What are the five stages of palliative care?
Palliative care is commonly split into five stages, understanding these stages can help you make decisions for your own care, and ensure you and your family is getting the right support, at the right time.
Stage 1: Creating a plan
This is when your initial care plan is created. Your GP, along with any specialist medical professionals involved in your care, such as occupational or physiotherapists will work with you to set out which palliative care services you need now, and how these services can evolve as your illness progresses.
This initial plan will usually look at things like:
- Your current and future treatment plan
- The expected progression of your illness
- Essential medicines and symptom relief
- Your initial care preferences, such as whether you’d like to remain home, or if you’d like a specific form of therapy
At this stage, you may wish to start the conversation around your wishes – such as an advanced decision, a Lasting Power of Attorney (assigning a loved one to make health and care decisions on your behalf) or a living will, but don’t feel like you have to if you’re not ready.
Your advanced decision will set out when and under what circumstances you would refuse treatment or resuscitation, should a time come when you’re unable to make or communicate this. It’s a big decision and an important part of your care plan, so you may find it helpful to discuss the consequences of your decision with a doctor.
Stage 2: Preparing emotionally
Depending on the level of care agreed during stage one, your social worker, counsellor and religious or spiritual professional (if requested) will work together to provide you and your family with emotional support and help you prepare for what’s ahead. This could include arranging a safe space to discuss your emotions with a qualified therapist, connecting with chaplaincy services to help you explore ideas around meaning and purpose, or trying complimentary therapies such as massage or music therapy.

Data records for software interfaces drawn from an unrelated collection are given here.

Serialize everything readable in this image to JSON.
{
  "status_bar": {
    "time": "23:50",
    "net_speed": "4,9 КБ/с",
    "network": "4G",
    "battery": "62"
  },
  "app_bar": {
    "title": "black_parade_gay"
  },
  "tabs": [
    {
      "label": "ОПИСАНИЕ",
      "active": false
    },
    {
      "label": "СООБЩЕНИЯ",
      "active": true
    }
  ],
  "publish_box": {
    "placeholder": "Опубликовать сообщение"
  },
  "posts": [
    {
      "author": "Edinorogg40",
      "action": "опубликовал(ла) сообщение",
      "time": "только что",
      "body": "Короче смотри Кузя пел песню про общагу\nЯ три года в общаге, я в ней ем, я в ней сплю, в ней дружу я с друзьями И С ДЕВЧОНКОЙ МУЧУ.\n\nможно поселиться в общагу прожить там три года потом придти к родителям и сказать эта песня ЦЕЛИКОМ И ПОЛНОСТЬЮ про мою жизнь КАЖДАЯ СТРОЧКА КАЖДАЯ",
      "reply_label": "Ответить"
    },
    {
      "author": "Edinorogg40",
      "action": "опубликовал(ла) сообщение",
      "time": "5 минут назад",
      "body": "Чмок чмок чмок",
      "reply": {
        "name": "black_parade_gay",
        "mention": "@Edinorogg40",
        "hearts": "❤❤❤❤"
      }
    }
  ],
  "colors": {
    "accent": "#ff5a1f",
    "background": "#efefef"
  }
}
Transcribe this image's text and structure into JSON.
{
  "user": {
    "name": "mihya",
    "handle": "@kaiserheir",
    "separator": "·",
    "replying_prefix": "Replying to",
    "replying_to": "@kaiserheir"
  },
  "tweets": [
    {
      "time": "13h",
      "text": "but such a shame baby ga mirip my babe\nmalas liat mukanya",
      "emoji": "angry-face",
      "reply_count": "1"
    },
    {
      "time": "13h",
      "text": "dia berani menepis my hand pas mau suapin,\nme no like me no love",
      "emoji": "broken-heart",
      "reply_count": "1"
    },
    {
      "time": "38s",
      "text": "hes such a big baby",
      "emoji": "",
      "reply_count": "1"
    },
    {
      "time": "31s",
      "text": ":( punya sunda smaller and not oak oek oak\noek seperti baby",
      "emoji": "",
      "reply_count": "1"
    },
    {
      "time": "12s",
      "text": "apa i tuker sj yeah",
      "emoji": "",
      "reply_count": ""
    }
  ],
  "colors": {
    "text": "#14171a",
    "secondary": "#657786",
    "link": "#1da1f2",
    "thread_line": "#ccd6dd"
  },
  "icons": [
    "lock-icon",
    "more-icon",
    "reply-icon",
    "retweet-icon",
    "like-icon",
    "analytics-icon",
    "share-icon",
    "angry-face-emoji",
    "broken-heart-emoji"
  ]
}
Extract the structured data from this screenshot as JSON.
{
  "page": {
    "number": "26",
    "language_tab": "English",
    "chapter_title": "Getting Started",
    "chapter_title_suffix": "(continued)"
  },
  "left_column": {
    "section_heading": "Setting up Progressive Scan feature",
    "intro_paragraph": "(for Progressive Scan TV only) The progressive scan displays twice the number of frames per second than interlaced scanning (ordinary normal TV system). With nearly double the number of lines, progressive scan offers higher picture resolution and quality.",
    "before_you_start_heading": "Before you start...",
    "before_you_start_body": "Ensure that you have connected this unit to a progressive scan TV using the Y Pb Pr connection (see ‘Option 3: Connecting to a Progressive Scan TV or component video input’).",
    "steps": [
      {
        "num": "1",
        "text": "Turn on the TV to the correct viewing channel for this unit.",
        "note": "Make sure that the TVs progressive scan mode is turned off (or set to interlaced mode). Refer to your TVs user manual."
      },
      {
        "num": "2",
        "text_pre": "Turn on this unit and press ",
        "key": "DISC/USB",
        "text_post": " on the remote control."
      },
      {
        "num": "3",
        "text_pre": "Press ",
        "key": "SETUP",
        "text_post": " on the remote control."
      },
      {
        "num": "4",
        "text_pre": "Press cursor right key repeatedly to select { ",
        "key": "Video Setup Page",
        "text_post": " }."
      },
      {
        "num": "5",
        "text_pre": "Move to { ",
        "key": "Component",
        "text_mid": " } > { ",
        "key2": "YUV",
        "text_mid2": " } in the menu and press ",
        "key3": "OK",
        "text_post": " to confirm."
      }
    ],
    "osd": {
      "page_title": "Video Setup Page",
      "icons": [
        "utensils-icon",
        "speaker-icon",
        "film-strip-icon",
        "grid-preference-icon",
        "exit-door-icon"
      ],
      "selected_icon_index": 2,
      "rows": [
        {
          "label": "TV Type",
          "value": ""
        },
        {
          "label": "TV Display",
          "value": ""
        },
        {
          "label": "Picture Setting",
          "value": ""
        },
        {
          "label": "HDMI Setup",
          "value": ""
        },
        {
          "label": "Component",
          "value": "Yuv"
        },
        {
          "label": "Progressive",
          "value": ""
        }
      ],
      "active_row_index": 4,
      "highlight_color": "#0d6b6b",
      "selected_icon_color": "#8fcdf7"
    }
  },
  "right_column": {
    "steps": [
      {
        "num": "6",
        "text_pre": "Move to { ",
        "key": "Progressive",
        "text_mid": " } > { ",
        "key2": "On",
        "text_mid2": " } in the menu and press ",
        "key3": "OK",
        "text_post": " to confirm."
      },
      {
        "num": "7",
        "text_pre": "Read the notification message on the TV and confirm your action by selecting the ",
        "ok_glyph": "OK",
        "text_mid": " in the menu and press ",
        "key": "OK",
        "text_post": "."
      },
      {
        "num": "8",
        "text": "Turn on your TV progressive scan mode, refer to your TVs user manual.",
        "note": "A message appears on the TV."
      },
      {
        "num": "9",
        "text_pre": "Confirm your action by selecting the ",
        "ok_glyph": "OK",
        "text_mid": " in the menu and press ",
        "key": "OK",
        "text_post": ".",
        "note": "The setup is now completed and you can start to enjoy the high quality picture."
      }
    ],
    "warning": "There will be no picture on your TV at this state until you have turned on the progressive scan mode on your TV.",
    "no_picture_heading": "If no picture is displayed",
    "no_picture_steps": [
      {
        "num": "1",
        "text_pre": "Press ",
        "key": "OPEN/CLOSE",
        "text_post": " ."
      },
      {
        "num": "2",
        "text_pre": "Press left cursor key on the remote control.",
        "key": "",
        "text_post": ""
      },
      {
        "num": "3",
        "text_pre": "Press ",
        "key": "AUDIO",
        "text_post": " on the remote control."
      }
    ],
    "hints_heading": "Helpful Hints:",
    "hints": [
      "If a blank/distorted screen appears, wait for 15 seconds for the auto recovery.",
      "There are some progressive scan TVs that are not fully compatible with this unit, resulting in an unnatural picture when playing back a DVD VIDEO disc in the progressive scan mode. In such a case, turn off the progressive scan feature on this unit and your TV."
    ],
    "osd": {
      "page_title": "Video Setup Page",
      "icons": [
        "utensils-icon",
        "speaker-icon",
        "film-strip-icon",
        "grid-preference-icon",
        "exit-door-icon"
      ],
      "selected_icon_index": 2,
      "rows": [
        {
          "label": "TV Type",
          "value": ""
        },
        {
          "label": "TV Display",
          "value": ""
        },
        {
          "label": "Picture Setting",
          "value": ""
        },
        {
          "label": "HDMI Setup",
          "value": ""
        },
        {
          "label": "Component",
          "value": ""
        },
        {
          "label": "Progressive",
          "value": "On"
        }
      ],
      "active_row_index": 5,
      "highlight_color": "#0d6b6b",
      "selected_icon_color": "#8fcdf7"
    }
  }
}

Stage 3: Early stage care
Your healthcare professionals will look at all aspects of care that can help you to stay as independent and possible. If you’re receiving care in your own home this may include sourcing assistance for daily living from visiting carers, or setting you up with specialist equipment.
Community care nurses may be able to arrange for you to get an adjustable bed or relieving mattress on loan. If you experience shortness of breath, you’ll likely be provided with oxygen cylinders or nebulisers.
If your home requires some adaptations to help you move around safely, ask your social worker about Government funding. Most local councils will cover the cost of modifications under £1000 regardless of your income. This can help with installing things like grab rails, ramps, and temperature controlled mixer taps
If your needs are more advanced, you may be able to apply for a Disabled Facilities Grant of up to £30,000, which can help with larger modifications such as walk in showers or baths, and stairlifts.
Stage 4: Late stage care
This is when your health care team will help you to plan more permanent, late-stage care. Often this is the stage where discussions around hospice care take place. If you choose to stay at home, they, along with your social worker will help you to arrange live-in care with a care provider with an acute understanding of your condition or illness.
It’s at stage four that end of life care begins.
Stage 5: Supporting your loved ones
Stage five is when your palliative care team will offer bereavement support to your loved ones, usually over the course of 12 months.
At what stage does palliative care start?
There’s no definite point where palliative care should begin, however it’s generally considered that the earlier you seek support the better. Ultimately it comes down to when you’re ready, or when you need additional support to manage a chronic illness.
While every illness is different, life-limiting conditions often share common symptoms such as fatigue, loss of appetite, depression, and pain. Having the support of professionals with the right palliative care skills can help you find physical and emotional comfort, so that you can focus on spending meaningful time with your loved ones.